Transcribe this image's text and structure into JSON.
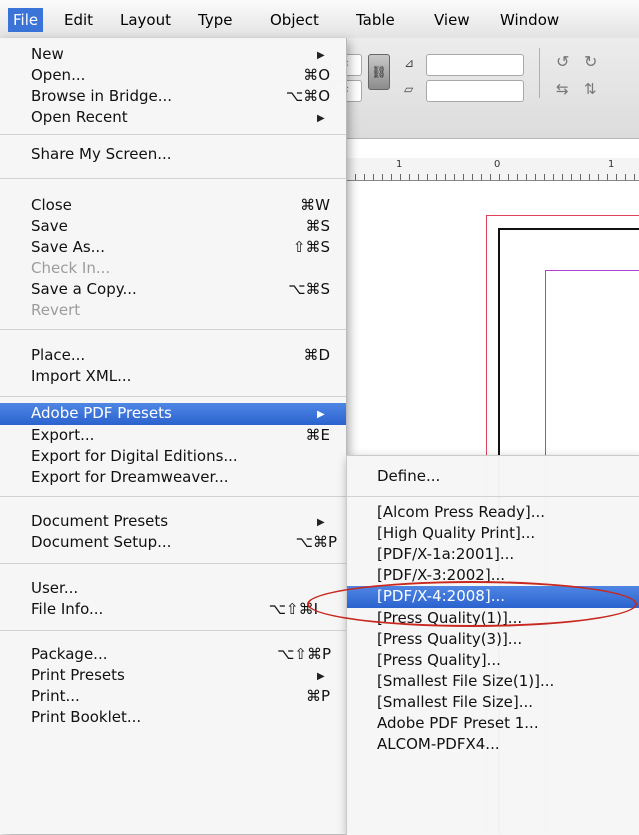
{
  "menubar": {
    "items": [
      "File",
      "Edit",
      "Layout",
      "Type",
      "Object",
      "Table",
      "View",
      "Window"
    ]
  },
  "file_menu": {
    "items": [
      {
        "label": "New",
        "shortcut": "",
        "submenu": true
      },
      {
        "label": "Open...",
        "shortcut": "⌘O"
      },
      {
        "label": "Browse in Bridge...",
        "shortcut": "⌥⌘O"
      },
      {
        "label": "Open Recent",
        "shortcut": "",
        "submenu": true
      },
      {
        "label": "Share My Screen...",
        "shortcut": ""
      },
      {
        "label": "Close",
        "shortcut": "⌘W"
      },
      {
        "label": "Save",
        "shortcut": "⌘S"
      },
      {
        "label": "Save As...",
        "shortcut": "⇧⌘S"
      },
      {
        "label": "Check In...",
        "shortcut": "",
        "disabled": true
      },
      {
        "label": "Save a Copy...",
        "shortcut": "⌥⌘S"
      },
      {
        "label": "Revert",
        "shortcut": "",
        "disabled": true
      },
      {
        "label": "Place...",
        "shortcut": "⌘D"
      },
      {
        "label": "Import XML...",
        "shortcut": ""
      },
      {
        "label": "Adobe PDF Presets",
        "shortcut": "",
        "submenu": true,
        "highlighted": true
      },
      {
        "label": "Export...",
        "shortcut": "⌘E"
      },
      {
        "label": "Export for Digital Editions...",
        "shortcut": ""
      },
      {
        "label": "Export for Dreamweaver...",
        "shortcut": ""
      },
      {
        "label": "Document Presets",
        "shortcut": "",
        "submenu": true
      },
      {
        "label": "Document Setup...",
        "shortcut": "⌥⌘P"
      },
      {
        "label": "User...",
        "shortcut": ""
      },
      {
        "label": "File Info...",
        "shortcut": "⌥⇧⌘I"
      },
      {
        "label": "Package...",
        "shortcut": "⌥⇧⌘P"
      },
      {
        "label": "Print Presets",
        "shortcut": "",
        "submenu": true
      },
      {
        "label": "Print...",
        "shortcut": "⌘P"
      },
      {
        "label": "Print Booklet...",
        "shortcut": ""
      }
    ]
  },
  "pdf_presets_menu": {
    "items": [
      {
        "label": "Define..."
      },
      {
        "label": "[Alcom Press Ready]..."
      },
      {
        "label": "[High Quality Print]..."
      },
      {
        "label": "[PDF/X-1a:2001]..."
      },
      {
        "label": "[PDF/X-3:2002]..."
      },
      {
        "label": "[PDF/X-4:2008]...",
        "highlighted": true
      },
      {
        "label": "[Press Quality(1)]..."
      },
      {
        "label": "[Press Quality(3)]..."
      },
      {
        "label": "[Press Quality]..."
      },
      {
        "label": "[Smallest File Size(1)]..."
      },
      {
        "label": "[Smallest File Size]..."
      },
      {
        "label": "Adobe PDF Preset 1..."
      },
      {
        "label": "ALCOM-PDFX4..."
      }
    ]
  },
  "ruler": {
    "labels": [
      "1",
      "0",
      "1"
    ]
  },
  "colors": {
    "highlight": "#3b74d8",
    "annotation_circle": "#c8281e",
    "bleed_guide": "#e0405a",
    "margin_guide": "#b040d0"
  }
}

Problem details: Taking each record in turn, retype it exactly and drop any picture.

Result for this exercise:
Transcribe this image's text and structure into JSON.
{
  "menubar": {
    "items": [
      "File",
      "Edit",
      "Layout",
      "Type",
      "Object",
      "Table",
      "View",
      "Window"
    ]
  },
  "file_menu": {
    "items": [
      {
        "label": "New",
        "shortcut": "",
        "submenu": true
      },
      {
        "label": "Open...",
        "shortcut": "⌘O"
      },
      {
        "label": "Browse in Bridge...",
        "shortcut": "⌥⌘O"
      },
      {
        "label": "Open Recent",
        "shortcut": "",
        "submenu": true
      },
      {
        "label": "Share My Screen...",
        "shortcut": ""
      },
      {
        "label": "Close",
        "shortcut": "⌘W"
      },
      {
        "label": "Save",
        "shortcut": "⌘S"
      },
      {
        "label": "Save As...",
        "shortcut": "⇧⌘S"
      },
      {
        "label": "Check In...",
        "shortcut": "",
        "disabled": true
      },
      {
        "label": "Save a Copy...",
        "shortcut": "⌥⌘S"
      },
      {
        "label": "Revert",
        "shortcut": "",
        "disabled": true
      },
      {
        "label": "Place...",
        "shortcut": "⌘D"
      },
      {
        "label": "Import XML...",
        "shortcut": ""
      },
      {
        "label": "Adobe PDF Presets",
        "shortcut": "",
        "submenu": true,
        "highlighted": true
      },
      {
        "label": "Export...",
        "shortcut": "⌘E"
      },
      {
        "label": "Export for Digital Editions...",
        "shortcut": ""
      },
      {
        "label": "Export for Dreamweaver...",
        "shortcut": ""
      },
      {
        "label": "Document Presets",
        "shortcut": "",
        "submenu": true
      },
      {
        "label": "Document Setup...",
        "shortcut": "⌥⌘P"
      },
      {
        "label": "User...",
        "shortcut": ""
      },
      {
        "label": "File Info...",
        "shortcut": "⌥⇧⌘I"
      },
      {
        "label": "Package...",
        "shortcut": "⌥⇧⌘P"
      },
      {
        "label": "Print Presets",
        "shortcut": "",
        "submenu": true
      },
      {
        "label": "Print...",
        "shortcut": "⌘P"
      },
      {
        "label": "Print Booklet...",
        "shortcut": ""
      }
    ]
  },
  "pdf_presets_menu": {
    "items": [
      {
        "label": "Define..."
      },
      {
        "label": "[Alcom Press Ready]..."
      },
      {
        "label": "[High Quality Print]..."
      },
      {
        "label": "[PDF/X-1a:2001]..."
      },
      {
        "label": "[PDF/X-3:2002]..."
      },
      {
        "label": "[PDF/X-4:2008]...",
        "highlighted": true
      },
      {
        "label": "[Press Quality(1)]..."
      },
      {
        "label": "[Press Quality(3)]..."
      },
      {
        "label": "[Press Quality]..."
      },
      {
        "label": "[Smallest File Size(1)]..."
      },
      {
        "label": "[Smallest File Size]..."
      },
      {
        "label": "Adobe PDF Preset 1..."
      },
      {
        "label": "ALCOM-PDFX4..."
      }
    ]
  },
  "ruler": {
    "labels": [
      "1",
      "0",
      "1"
    ]
  },
  "colors": {
    "highlight": "#3b74d8",
    "annotation_circle": "#c8281e",
    "bleed_guide": "#e0405a",
    "margin_guide": "#b040d0"
  }
}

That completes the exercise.